Now let me show you some other cool things Trello can do!

Here are a couple of things I have found to be invaluable to me:

Color-Coding Labels
 Trello offers color-coded labels to help you organize. You may edit each color and assign it a description. I have only edited and used the green and yellow for the moment. You can change what the colors mean at any time.               

Assigning Due Dates

If you have a task that needs to be done by a certain date, Trello makes it easy to set that up. Just click on the due date button on the right, and a calendar pops up. As you see in this screenshot, you can also add descriptions and attachments. I included the URL for the Google+ Hangout I attend each month.

Check out Trello now to discover even more great features like:
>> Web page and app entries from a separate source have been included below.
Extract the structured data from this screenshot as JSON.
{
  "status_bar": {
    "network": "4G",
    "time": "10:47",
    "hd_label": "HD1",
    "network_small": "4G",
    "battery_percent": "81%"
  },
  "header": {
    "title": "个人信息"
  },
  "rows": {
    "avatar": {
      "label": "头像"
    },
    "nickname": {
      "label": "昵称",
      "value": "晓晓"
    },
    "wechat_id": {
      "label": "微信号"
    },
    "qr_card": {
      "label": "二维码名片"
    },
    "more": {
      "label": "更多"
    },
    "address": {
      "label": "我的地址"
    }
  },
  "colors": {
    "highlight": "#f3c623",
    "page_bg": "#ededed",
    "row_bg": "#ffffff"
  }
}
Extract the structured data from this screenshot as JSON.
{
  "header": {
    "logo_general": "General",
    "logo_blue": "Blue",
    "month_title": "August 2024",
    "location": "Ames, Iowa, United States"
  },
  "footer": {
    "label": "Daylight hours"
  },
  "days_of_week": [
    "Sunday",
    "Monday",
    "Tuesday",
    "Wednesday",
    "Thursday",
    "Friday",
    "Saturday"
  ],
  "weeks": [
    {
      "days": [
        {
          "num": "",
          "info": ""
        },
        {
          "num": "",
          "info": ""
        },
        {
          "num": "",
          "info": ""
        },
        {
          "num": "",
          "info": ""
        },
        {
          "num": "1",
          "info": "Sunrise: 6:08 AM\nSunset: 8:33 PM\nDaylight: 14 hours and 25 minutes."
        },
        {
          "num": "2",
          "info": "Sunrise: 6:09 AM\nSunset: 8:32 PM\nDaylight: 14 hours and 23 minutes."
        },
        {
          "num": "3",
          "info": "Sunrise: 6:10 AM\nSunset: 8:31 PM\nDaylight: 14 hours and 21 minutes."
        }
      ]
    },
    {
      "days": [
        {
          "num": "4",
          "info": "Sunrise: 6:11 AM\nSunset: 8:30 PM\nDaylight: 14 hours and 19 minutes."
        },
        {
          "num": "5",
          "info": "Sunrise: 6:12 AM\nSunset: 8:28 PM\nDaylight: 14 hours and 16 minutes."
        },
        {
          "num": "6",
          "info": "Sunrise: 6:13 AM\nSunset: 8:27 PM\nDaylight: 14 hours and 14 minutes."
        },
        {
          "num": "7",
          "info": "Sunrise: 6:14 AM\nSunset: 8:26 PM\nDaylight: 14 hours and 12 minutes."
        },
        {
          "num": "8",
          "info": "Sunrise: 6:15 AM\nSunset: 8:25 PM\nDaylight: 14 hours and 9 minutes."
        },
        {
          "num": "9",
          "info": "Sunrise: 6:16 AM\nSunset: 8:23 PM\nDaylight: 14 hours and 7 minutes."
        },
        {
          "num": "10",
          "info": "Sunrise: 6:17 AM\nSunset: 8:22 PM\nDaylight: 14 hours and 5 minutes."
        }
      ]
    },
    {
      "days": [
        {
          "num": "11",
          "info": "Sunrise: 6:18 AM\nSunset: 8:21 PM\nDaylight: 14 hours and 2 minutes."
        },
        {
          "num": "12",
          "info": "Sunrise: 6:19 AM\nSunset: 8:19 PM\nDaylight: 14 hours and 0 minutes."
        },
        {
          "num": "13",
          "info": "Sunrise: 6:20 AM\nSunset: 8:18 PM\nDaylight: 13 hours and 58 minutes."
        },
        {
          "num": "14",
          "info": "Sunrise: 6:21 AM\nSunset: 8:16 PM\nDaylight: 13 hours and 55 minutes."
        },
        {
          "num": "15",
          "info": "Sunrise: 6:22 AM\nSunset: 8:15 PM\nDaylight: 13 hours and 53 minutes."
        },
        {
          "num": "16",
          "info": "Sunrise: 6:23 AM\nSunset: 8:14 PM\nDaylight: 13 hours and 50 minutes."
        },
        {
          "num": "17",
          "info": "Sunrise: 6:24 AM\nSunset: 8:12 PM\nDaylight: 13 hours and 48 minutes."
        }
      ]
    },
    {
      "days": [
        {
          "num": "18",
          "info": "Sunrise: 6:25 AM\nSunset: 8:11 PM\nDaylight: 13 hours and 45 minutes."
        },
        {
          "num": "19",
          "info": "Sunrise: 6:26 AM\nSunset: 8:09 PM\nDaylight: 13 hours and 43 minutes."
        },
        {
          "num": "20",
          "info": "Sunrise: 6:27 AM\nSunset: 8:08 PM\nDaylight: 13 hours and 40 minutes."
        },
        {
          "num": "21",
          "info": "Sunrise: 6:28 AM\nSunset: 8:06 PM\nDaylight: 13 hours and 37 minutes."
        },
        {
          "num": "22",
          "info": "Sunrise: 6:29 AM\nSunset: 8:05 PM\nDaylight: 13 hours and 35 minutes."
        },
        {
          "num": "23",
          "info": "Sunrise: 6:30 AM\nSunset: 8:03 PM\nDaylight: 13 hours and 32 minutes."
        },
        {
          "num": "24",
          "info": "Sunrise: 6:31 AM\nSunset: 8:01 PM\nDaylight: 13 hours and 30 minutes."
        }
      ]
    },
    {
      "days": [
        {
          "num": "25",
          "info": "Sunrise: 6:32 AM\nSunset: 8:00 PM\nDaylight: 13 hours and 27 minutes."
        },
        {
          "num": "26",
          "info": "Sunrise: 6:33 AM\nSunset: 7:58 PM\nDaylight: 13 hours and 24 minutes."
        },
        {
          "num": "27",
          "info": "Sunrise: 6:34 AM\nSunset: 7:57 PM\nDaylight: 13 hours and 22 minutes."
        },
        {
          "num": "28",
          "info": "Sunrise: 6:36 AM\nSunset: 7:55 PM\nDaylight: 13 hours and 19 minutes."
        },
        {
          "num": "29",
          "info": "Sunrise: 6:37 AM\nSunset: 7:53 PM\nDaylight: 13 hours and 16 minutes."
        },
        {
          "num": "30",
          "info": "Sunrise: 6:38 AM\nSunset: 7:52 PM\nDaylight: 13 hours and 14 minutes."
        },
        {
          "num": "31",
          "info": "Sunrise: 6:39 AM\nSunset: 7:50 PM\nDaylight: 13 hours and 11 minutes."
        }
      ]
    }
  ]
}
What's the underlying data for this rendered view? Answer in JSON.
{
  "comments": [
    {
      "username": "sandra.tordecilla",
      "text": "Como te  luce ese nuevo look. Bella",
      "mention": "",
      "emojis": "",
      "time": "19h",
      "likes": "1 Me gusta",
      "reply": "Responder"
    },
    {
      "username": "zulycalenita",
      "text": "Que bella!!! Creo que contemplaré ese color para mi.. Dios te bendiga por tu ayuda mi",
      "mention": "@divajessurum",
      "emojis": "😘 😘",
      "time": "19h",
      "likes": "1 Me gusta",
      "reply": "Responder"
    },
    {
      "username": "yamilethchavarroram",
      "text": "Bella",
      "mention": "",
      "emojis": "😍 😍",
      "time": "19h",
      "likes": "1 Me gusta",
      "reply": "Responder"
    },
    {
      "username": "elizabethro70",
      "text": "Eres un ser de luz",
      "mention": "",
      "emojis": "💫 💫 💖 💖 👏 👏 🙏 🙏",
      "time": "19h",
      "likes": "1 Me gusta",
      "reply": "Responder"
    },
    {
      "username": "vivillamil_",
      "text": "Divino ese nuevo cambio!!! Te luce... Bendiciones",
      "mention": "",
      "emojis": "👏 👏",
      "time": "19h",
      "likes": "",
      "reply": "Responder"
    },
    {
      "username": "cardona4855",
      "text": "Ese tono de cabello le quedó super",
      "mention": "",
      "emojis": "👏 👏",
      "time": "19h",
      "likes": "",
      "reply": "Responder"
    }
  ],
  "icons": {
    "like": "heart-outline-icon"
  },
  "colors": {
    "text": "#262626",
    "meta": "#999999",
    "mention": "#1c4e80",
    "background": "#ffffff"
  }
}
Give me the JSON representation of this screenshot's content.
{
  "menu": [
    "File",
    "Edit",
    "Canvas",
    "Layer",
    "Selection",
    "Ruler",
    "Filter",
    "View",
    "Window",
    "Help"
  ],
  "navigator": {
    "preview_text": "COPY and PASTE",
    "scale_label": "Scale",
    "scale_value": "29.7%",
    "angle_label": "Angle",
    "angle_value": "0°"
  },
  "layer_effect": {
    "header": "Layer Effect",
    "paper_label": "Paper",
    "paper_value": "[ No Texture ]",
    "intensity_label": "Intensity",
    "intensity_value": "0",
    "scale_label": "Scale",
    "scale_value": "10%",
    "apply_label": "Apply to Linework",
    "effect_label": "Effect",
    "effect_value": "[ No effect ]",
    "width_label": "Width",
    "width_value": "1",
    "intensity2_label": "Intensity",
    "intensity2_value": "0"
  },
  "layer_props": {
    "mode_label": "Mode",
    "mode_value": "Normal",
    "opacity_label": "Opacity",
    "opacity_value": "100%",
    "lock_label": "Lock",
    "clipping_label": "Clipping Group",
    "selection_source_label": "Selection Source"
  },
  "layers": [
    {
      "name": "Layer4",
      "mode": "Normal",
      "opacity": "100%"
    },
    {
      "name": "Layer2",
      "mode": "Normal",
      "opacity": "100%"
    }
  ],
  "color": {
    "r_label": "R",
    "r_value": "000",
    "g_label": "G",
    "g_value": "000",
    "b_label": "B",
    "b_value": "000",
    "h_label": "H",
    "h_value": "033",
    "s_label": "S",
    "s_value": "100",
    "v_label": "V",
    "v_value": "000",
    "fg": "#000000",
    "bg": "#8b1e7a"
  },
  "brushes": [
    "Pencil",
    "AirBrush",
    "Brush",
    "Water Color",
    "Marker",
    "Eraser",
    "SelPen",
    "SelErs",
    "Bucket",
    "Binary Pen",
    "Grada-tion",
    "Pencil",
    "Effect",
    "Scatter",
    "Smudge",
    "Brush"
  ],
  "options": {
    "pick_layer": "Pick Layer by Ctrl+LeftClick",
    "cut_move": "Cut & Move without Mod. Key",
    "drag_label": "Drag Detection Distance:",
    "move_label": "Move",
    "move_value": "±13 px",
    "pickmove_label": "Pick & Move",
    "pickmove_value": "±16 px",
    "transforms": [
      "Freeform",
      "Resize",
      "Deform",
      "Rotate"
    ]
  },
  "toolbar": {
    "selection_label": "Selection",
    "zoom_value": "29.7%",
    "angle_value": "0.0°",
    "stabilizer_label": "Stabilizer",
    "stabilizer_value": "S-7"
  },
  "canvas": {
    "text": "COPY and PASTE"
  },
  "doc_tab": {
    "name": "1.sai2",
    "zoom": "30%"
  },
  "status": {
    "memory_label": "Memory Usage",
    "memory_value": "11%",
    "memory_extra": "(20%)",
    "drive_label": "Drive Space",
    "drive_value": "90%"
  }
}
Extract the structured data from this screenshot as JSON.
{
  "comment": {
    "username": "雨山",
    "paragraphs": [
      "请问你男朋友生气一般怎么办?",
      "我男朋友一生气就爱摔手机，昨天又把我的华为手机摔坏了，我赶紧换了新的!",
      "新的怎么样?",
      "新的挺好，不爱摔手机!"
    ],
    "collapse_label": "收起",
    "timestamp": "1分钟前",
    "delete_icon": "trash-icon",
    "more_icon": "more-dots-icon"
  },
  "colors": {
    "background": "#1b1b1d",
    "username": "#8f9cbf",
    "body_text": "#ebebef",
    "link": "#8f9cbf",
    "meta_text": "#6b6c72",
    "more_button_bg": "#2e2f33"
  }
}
  • Adding members to work on group projects
  • Keyboard shortcuts
  • Adding a calendar
Sign up today and give it a try! This could be tool that gets you organized and ready to tackle those to-do tasks today!

Monday, June 20, 2016

NGSQ Study Group

Although I have been doing genealogical research for years, I feel my skill set has not progressed much over the years. I am able to locate many documents, but there are still so many more sources to learn. I also need to learn how to analyze all of the evidence, including negative evidence. I want to learn more about how to use the F.A.N. method to backtrack and discover the parentage of ancestors. These are just a few of the areas I need to work on.

In order to learn more, it will require actively seeking courses and groups that can advance my knowledge and skills. I have been wanting to join the National Genealogical Society for some time and I finally did it. My wonderful husband paid for my membership! I am so excited to have access to all of the genealogical scholarly articles and to learn from them.  

In addition, I was accepted into the NGSQ study group. I have printed out the June article and I am on my third read through. There is so much to learn. With each read through, I am picking up on something I didn't catch or understand the first time around. I am preparing notes and trying to analyze the process. I can't wait until tomorrow evening when I sit in on the first study group Google+ hangout. 

I will also be enrolling in the American Genealogical Studies in the next couple of weeks. This is through NGS and it is a series of self-graded courses providing instruction, examples, web links, quizzes, written graded assignments, and more. I've got to keep busy this summer and I welcome the challenge!